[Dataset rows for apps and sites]

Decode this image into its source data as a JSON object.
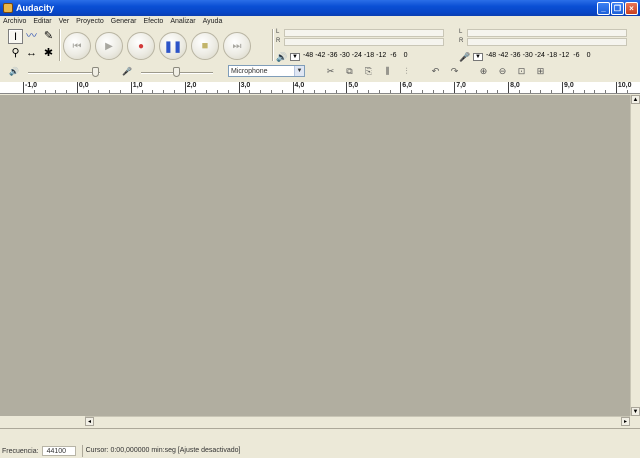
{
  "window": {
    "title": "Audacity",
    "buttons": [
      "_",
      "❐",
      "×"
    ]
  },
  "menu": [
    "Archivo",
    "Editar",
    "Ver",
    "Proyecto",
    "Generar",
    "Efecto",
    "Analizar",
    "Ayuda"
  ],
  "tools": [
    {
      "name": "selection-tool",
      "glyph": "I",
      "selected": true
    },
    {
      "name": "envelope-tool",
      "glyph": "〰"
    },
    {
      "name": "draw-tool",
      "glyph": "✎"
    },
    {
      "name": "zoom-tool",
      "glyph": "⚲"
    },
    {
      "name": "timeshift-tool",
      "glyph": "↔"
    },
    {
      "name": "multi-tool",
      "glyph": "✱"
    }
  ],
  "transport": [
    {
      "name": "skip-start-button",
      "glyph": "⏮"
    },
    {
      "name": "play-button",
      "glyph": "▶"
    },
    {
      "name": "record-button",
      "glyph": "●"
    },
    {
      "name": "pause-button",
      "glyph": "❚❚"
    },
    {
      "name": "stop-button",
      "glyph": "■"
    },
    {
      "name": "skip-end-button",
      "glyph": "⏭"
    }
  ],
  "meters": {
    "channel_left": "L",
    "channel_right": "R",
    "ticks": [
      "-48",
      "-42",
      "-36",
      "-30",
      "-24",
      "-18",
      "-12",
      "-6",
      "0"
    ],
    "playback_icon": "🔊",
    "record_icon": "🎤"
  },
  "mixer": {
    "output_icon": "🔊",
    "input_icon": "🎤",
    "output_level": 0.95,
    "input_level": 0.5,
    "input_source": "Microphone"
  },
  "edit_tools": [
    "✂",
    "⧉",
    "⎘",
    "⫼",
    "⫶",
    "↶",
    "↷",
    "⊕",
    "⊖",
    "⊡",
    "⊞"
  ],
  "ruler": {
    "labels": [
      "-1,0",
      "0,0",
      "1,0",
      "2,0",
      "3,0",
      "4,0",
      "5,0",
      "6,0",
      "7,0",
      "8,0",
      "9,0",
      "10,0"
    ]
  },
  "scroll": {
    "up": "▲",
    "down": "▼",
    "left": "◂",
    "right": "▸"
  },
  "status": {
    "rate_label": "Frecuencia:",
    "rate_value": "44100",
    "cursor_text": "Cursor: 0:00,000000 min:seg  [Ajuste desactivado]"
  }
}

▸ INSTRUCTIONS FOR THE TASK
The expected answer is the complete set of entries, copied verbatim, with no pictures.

▸ EXPECTED ANSWER
Decode this image into its source data as a JSON object.
{
  "window": {
    "title": "Audacity",
    "buttons": [
      "_",
      "❐",
      "×"
    ]
  },
  "menu": [
    "Archivo",
    "Editar",
    "Ver",
    "Proyecto",
    "Generar",
    "Efecto",
    "Analizar",
    "Ayuda"
  ],
  "tools": [
    {
      "name": "selection-tool",
      "glyph": "I",
      "selected": true
    },
    {
      "name": "envelope-tool",
      "glyph": "〰"
    },
    {
      "name": "draw-tool",
      "glyph": "✎"
    },
    {
      "name": "zoom-tool",
      "glyph": "⚲"
    },
    {
      "name": "timeshift-tool",
      "glyph": "↔"
    },
    {
      "name": "multi-tool",
      "glyph": "✱"
    }
  ],
  "transport": [
    {
      "name": "skip-start-button",
      "glyph": "⏮"
    },
    {
      "name": "play-button",
      "glyph": "▶"
    },
    {
      "name": "record-button",
      "glyph": "●"
    },
    {
      "name": "pause-button",
      "glyph": "❚❚"
    },
    {
      "name": "stop-button",
      "glyph": "■"
    },
    {
      "name": "skip-end-button",
      "glyph": "⏭"
    }
  ],
  "meters": {
    "channel_left": "L",
    "channel_right": "R",
    "ticks": [
      "-48",
      "-42",
      "-36",
      "-30",
      "-24",
      "-18",
      "-12",
      "-6",
      "0"
    ],
    "playback_icon": "🔊",
    "record_icon": "🎤"
  },
  "mixer": {
    "output_icon": "🔊",
    "input_icon": "🎤",
    "output_level": 0.95,
    "input_level": 0.5,
    "input_source": "Microphone"
  },
  "edit_tools": [
    "✂",
    "⧉",
    "⎘",
    "⫼",
    "⫶",
    "↶",
    "↷",
    "⊕",
    "⊖",
    "⊡",
    "⊞"
  ],
  "ruler": {
    "labels": [
      "-1,0",
      "0,0",
      "1,0",
      "2,0",
      "3,0",
      "4,0",
      "5,0",
      "6,0",
      "7,0",
      "8,0",
      "9,0",
      "10,0"
    ]
  },
  "scroll": {
    "up": "▲",
    "down": "▼",
    "left": "◂",
    "right": "▸"
  },
  "status": {
    "rate_label": "Frecuencia:",
    "rate_value": "44100",
    "cursor_text": "Cursor: 0:00,000000 min:seg  [Ajuste desactivado]"
  }
}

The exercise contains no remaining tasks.